Below are seven must-do strategies that will increase our contact with our customers:
A strong introductory call. We must know exactly how and what we want to tell our customers about us and what we do in a clear, easy to understand and inspirational way. We must be able to answer the question, “Why should I buy from you?” in a way that will make us stand out in our customers’ minds.
Example: “You should buy from me because we have millions of board feet rolling or on the ground in all markets. We have 40 traders and access to 100 sawmills. We are aggressive risk-takers and market makers, so you will always be under or ahead of the market when buying from me. I am a person you can trust to treat your needs as my own.”
We must communicate our unique difference from others. Differentiation is key. Our customers already have suppliers. What makes us different? More importantly, how are we going to make our customer’s life better or more profitable.
Use strong, positive, short phone messages. Every call we make sends another piece of information/inspiration to our customers. They may not be buying from us yet, but they are “judging the quality of our failure.” ALWAYS be positive and act like you are killing it when leaving phone messages. Important note: messages must be short.
Create a relationship with our gatekeepers. Receptionists are often more powerful than they seem. Most sellers treat receptionists poorly or at best like furniture (or a gate). Receptionists feel it and resent it. Being in a hurry with the receptionist will not make us more money. Slowing down and being personable with receptionists pays. It also makes our day better and more pleasant.
We are persistent and consistent in our efforts. Most sellers don’t call their new customers persistently and consistently. “I only want to call her with a good deal,” they tell me. I tell rookie salespeople, “You don’t even know what a good deal is.” It is better for us to call consistently with competitive deals than to call once-in-a-while with a low number. This strategy makes us the “once-in-a-while” supplier. How do we show new customers that we will be a trusted partner they can count on? Most sellers work on having aggressive pricing.
“Cheap and charming” is not the most artistic but it does work. We must show that we are competitive. Competitive does not mean ALWAYS being the cheapest. We can be competitive with price, delivery, stock or specifications. Having products that are scarce and hard to find makes us competitive also.
Send email and texts on a consistent basis. Several of my students are getting orders by text. We need to ask for our new customer’s cell phone number early in the relationship—if we ask on the first call 60% will give it to us immediately. We engage our customers in “electric conversations.” We send offerings that are competitive and relevant to our customers business yes, but we always ask for feedback.
Get a LinkedIn and Facebook page. The first thing our new customers will do if we’ve had a good call with them is check us out online. We need to be findable.

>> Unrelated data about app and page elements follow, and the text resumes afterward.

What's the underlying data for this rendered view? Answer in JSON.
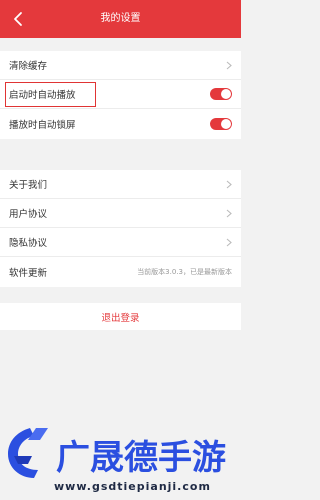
{
  "header": {
    "title": "我的设置",
    "back_icon": "chevron-left-icon"
  },
  "colors": {
    "accent": "#e4393c",
    "highlight": "#e03434",
    "watermark_blue": "#2b4fe0",
    "watermark_dark": "#1f2a44"
  },
  "section1": {
    "clear_cache": "清除缓存",
    "autoplay_on_start": "启动时自动播放",
    "autoplay_on_start_enabled": true,
    "lock_screen_on_play": "播放时自动锁屏",
    "lock_screen_on_play_enabled": true
  },
  "section2": {
    "about": "关于我们",
    "user_agreement": "用户协议",
    "privacy": "隐私协议",
    "update": "软件更新",
    "version_status": "当前版本3.0.3，已是最新版本"
  },
  "logout": "退出登录",
  "watermark": {
    "brand": "广晟德手游",
    "url": "www.gsdtiepianji.com"
  }
}
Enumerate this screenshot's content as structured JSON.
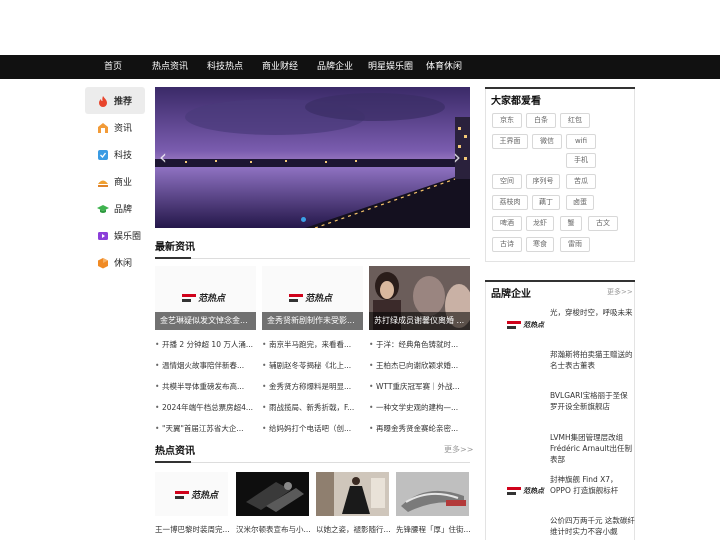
{
  "nav": {
    "items": [
      "首页",
      "热点资讯",
      "科技热点",
      "商业财经",
      "品牌企业",
      "明星娱乐圈",
      "体育休闲"
    ]
  },
  "sidebar": {
    "items": [
      {
        "label": "推荐",
        "icon": "flame-icon",
        "color": "#e8452c",
        "active": true
      },
      {
        "label": "资讯",
        "icon": "news-icon",
        "color": "#f29b38",
        "active": false
      },
      {
        "label": "科技",
        "icon": "tech-icon",
        "color": "#3a9be3",
        "active": false
      },
      {
        "label": "商业",
        "icon": "business-icon",
        "color": "#f0a030",
        "active": false
      },
      {
        "label": "品牌",
        "icon": "brand-icon",
        "color": "#3fb34f",
        "active": false
      },
      {
        "label": "娱乐圈",
        "icon": "entertainment-icon",
        "color": "#8b3fd9",
        "active": false
      },
      {
        "label": "休闲",
        "icon": "leisure-icon",
        "color": "#f08a24",
        "active": false
      }
    ]
  },
  "latest": {
    "title": "最新资讯",
    "cards": [
      {
        "caption": "金艺琳疑似发文悼念金...",
        "logo": "范热点"
      },
      {
        "caption": "金秀贤新剧制作未受影...",
        "logo": "范热点"
      },
      {
        "caption": "苏打绿成员谢馨仪离婚 ..."
      }
    ],
    "columns": [
      [
        "开播 2 分钟超 10 万人涌...",
        "温情烟火故事陪伴新春...",
        "共模半导体重磅发布高...",
        "2024年端午档总票房超4...",
        "\"天翼\"首届江苏省大企..."
      ],
      [
        "南京半马跑完，来看看...",
        "辅剧赵冬苓揭秘《北上...",
        "金秀贤方称爆料是明显...",
        "雨战揽局、新秀折戟，F...",
        "给妈妈打个电话吧（创..."
      ],
      [
        "于洋：经典角色铸就时...",
        "王柏杰已向谢欣颖求婚...",
        "WTT重庆冠军赛｜外战...",
        "一种文学史观的建构—...",
        "再曝金秀贤金赛纶亲密..."
      ]
    ]
  },
  "hot": {
    "title": "热点资讯",
    "more": "更多>>",
    "cards": [
      {
        "caption": "王一博巴黎时装周完...",
        "logo": "范热点"
      },
      {
        "caption": "汉米尔顿表宣布与小..."
      },
      {
        "caption": "以她之姿，褪影随行..."
      },
      {
        "caption": "先锋腰程「厚」住街..."
      }
    ]
  },
  "popular": {
    "title": "大家都爱看",
    "tags": [
      "京东",
      "白条",
      "红包",
      "王界面",
      "微信",
      "wifi",
      "手机",
      "空间",
      "序列号",
      "苦瓜",
      "荔枝肉",
      "藕丁",
      "卤蛋",
      "啤酒",
      "龙虾",
      "蟹",
      "古文",
      "古诗",
      "寒食",
      "雷雨"
    ]
  },
  "brands": {
    "title": "品牌企业",
    "more": "更多>>",
    "items": [
      {
        "text": "光，穿梭时空，呼吸未来",
        "logo": "范热点"
      },
      {
        "text": "邦瀚斯将拍卖猫王赠送的名士表古董表"
      },
      {
        "text": "BVLGARI宝格丽于圣保罗开设全新旗舰店"
      },
      {
        "text": "LVMH集团管理层改组 Frédéric Arnault出任制表部"
      },
      {
        "text": "封神旗舰 Find X7，OPPO 打造旗舰标杆",
        "logo": "范热点"
      },
      {
        "text": "公价四万两千元 这款碳纤维计时实力不容小觑"
      }
    ]
  }
}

We also need to control our message. My suggestion is to keep these pages human, but avoid political/religious posts or pictures of you in party mode. We should also look for our customers online and friend-request them ASAP.
How we communicate/sell is changing and we must change with it. Smoke signals won’t get it done anymore. We need look no further than our own children to see that communicating in a pre-internet way leaves us out of the main stream of what “is happening” in society. Personally, we may want to be less connected, but less connected is not the luxury of the modern salesperson. Connection is our life’s blood.
– Reach James Olsen, Reality Sales Training, at firstname.lastname@example.org.